Joel Ryan

Born 1945 Danbury Connecticut. I pursued a scientific education studying physics as an undergraduate and as a graduate at the University of California San Diego. The social turbulence of the late 60’s lead to a reevaluation and change of academic directions first to philosophy where I pursued a PhD in Aesthetics and History of Science under among othera Herbert Marcuse. My link to science continued through my work at the Scripps Institute of Oceanography as assistant to Henry Menard, Head of the US Geologic Survey, researching the history of  marine geology and the dynamics of “Big Science”. My love of music and the arts had been separated from academic life to that point, but at UCSD my office was a few feet from the newly created Music and Art Departments. At that moment there was a vibrant crew of which included among others John BaldesariMannie Farber, David Anton and a music grad student, Jeff Raskin [who was later to be the designer of the Apple Macintosh].  This quickly led to a job programming the campus film program which allowed me to book and enjoy all the great “art” films of the 60s. Looking back the most important influence was however Pauline Oliveros who as head of Music was bringing to La Jolla great originals like John Cage and David Tudor, and Harry Partch who built his last great orchestra of  microtonal instruments. She also provided a vivid contemporary model of her own mounting large scale works that I found both musically captivating and liberating in their inclusive collaborative relation to improvization. This crystalized my decision to seriously follow my own music. I moved to Northern California during the last years of the Vietnam War taking a job in environmental physics at the Lawrence Berkeley Labs and spending my nights at the Center for Contemporary Music at Mills College in Oakland where I managed to convince Robert Ashley and David Behrman to let me join their new graduate program.

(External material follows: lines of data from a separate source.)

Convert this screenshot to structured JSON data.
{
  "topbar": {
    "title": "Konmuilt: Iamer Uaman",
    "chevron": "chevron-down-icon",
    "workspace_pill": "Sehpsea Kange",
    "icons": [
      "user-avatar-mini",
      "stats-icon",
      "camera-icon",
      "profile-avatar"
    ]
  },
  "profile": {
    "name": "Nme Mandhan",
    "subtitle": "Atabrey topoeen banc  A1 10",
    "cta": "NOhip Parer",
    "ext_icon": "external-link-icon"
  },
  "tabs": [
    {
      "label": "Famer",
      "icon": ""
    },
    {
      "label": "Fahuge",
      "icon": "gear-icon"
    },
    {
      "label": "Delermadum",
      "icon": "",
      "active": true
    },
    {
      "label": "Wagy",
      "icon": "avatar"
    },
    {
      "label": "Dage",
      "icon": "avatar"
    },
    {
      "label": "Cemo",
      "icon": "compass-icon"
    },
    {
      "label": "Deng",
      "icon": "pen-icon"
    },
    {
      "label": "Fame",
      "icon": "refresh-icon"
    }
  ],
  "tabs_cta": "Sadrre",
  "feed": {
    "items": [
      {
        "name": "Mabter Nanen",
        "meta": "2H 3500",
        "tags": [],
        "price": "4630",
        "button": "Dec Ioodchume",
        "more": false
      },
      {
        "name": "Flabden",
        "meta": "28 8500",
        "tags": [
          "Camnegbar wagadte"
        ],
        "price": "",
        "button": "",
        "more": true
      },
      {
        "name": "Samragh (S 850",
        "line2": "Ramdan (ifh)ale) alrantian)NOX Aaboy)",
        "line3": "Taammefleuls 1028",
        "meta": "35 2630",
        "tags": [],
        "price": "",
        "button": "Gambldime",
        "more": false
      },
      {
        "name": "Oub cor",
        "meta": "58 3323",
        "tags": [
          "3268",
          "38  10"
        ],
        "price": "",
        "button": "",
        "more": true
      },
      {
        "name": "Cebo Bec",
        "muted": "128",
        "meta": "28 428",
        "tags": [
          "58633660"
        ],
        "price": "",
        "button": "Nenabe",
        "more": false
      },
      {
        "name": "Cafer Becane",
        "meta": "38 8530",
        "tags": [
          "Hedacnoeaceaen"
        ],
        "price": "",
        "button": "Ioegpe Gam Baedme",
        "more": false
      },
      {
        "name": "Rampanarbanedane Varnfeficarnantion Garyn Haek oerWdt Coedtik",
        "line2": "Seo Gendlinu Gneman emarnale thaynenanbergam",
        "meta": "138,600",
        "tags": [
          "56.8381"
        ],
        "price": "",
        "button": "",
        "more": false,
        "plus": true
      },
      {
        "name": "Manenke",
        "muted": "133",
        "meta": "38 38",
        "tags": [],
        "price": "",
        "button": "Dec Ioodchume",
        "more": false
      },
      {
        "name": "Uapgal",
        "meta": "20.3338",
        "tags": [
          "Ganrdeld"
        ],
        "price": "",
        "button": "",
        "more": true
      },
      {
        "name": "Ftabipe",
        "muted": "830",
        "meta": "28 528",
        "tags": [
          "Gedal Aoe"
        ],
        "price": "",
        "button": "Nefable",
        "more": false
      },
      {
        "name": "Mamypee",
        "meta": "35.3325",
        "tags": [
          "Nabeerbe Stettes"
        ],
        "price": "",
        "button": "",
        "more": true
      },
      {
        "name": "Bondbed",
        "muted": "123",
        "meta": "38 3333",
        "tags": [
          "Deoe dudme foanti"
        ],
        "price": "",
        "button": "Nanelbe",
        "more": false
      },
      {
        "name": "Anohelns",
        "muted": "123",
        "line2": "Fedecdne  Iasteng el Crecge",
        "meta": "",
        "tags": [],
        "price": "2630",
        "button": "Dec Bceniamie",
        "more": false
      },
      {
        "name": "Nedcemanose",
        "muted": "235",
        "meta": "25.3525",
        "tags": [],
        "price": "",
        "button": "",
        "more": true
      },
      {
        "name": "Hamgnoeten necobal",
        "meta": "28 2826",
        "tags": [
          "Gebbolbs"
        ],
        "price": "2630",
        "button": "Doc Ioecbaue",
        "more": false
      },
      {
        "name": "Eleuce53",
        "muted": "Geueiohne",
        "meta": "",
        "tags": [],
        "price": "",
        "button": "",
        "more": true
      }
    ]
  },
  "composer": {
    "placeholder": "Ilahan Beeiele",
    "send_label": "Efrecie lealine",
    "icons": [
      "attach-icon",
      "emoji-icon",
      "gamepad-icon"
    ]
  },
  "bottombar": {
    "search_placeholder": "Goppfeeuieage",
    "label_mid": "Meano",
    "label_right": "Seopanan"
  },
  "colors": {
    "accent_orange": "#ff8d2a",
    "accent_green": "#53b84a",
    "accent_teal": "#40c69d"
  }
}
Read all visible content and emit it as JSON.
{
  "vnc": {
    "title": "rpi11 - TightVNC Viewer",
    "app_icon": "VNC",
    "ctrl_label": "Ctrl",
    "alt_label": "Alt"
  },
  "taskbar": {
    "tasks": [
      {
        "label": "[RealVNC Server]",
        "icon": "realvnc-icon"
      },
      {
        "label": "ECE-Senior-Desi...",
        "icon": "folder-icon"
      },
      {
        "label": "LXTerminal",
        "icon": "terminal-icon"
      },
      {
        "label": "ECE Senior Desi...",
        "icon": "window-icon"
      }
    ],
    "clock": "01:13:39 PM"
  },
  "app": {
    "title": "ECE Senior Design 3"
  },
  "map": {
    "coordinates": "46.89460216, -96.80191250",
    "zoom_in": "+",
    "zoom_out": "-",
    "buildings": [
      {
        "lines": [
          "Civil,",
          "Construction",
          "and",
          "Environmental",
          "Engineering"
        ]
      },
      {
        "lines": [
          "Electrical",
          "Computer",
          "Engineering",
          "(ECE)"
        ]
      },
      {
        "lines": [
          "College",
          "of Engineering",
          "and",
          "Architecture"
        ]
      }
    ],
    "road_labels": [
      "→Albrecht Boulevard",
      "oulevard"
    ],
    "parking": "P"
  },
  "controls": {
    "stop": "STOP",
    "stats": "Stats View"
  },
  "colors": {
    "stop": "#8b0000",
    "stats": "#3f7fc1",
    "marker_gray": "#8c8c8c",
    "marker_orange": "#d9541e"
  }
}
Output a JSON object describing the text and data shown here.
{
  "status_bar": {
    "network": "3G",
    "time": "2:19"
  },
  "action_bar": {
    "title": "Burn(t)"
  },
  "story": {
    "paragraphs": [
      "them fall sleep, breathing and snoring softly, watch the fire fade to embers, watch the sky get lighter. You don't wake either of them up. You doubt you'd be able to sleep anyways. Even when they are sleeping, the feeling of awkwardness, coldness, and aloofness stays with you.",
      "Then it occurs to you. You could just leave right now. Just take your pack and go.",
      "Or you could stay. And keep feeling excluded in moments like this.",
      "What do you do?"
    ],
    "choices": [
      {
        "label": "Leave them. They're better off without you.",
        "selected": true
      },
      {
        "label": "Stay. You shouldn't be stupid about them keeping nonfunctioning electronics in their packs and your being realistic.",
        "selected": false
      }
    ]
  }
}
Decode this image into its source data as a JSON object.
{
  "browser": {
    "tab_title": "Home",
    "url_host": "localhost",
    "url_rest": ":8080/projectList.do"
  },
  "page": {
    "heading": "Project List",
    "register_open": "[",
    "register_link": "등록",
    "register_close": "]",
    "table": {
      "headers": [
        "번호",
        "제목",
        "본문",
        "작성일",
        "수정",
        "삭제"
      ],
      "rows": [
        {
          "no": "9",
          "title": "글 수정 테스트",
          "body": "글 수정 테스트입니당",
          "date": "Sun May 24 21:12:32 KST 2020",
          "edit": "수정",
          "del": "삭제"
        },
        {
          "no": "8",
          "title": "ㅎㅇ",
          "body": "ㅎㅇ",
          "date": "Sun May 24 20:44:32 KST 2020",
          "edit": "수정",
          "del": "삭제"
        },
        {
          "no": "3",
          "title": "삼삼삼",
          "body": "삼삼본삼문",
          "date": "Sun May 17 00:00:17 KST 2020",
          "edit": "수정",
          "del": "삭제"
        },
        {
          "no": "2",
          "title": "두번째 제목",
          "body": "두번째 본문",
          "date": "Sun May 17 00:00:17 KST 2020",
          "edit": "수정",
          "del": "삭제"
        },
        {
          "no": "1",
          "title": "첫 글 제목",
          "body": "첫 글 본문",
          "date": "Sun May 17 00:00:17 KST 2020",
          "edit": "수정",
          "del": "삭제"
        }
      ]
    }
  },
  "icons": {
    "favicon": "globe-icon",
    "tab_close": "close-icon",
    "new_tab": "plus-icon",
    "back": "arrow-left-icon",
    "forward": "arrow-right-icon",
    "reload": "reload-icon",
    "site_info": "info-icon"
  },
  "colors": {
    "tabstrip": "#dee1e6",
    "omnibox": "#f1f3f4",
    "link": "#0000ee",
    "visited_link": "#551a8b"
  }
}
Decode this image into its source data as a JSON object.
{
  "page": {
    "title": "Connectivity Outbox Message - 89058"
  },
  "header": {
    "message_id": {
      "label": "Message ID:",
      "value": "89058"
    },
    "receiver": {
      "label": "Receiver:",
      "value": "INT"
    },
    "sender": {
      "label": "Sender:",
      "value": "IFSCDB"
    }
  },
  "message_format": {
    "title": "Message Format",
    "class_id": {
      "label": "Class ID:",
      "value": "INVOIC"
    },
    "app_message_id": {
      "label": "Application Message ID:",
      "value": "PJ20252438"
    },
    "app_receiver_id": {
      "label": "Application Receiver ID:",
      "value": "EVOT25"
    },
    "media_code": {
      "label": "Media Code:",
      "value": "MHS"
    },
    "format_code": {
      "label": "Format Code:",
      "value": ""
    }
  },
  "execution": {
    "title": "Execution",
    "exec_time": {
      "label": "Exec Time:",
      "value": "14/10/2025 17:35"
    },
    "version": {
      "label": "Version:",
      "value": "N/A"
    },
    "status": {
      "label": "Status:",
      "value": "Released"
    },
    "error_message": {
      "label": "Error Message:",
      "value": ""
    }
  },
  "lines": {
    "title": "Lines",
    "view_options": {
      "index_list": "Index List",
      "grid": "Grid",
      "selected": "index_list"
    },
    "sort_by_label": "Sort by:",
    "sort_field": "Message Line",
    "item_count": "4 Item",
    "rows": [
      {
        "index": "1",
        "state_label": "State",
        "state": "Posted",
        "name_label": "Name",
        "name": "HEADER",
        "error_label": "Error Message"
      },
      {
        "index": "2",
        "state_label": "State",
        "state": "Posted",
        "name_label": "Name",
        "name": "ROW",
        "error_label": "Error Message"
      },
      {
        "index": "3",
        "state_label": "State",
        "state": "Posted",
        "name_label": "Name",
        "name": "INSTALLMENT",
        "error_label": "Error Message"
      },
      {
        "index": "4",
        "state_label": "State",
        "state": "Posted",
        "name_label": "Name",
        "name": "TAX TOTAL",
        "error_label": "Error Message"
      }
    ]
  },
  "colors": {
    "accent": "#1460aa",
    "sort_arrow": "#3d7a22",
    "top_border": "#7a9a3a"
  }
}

60’s Music Prehistory Though I had a variety of interests ranging from physics to critical studies I had always been immersed in music. I studied classical guitar with Hollywood composer Jose Barroso, and played a wide range of contemporary music as DJ on our college FM radio station. As a listener I think I was lucky to arrive in California at a perfect musical moment. I arrived a 17-year-old “serious” music snob from the East Coast, yet within a few years I had heard unforgettable performances by Thelonious Monk, Charlie Mingus, Roland Kirk, Miles Davis, John Coltrane and a dozen more jazz heroes. I was studying North Indian music at Ravi Shankar’s school on Melrose Boulevard in Hollywood and going to concerts truly great performers like M. S. Subbulakshmi,Bismillah Khan,  Bhimsen Joshi, Ali Akbar Khan, Vilayat Khan the dancer Balasaraswati and the glorious Ali Brothers. John Cage’s book Silence came out in paper back from MIT in 1966, the year I graduated from college. I was reading it that summer while attending the Shankar school while paying for it with a full time job doing materials research on carbon fiber for an Aerospace company, Garret Air.  With Cages permission, I was conscious that I was in the process of re-balancing my musical universe to include all of the living music was hearing including Jimmy Hendrix and electronic.  The solution however broke for me forever the spell of euro-centric academicism.

By the 1970’s, after finishing with graduate school, I was fabricating a personal idea of electronic music based on what i could find on vinyl and ended up in Berkeley. I found a world of people in the San Francisco bay area with a similar surplus of scientific curiosity and practical energy. There were atomic scientists, left radicals, chaos mathematicians,, home-brew computer makers, ex-con phone hackers turned software entrepreneurs, and performance artists like the Cocketts. We had the permission of the times to invest our energy in the pursuit of the new.

Waking Up Electronic. … I discovered rather late that electronic music was the solution to a deeply felt problem of not being really a native of the music I loved. India Classical and Jazz (and perhaps even euro-modernism) all required more than rehearsals it required an aesthetic that seemed.  The electronic vernacular was a place where my skills and education and all my loves could find a home and one that had no history or social context that made me feel an outsider.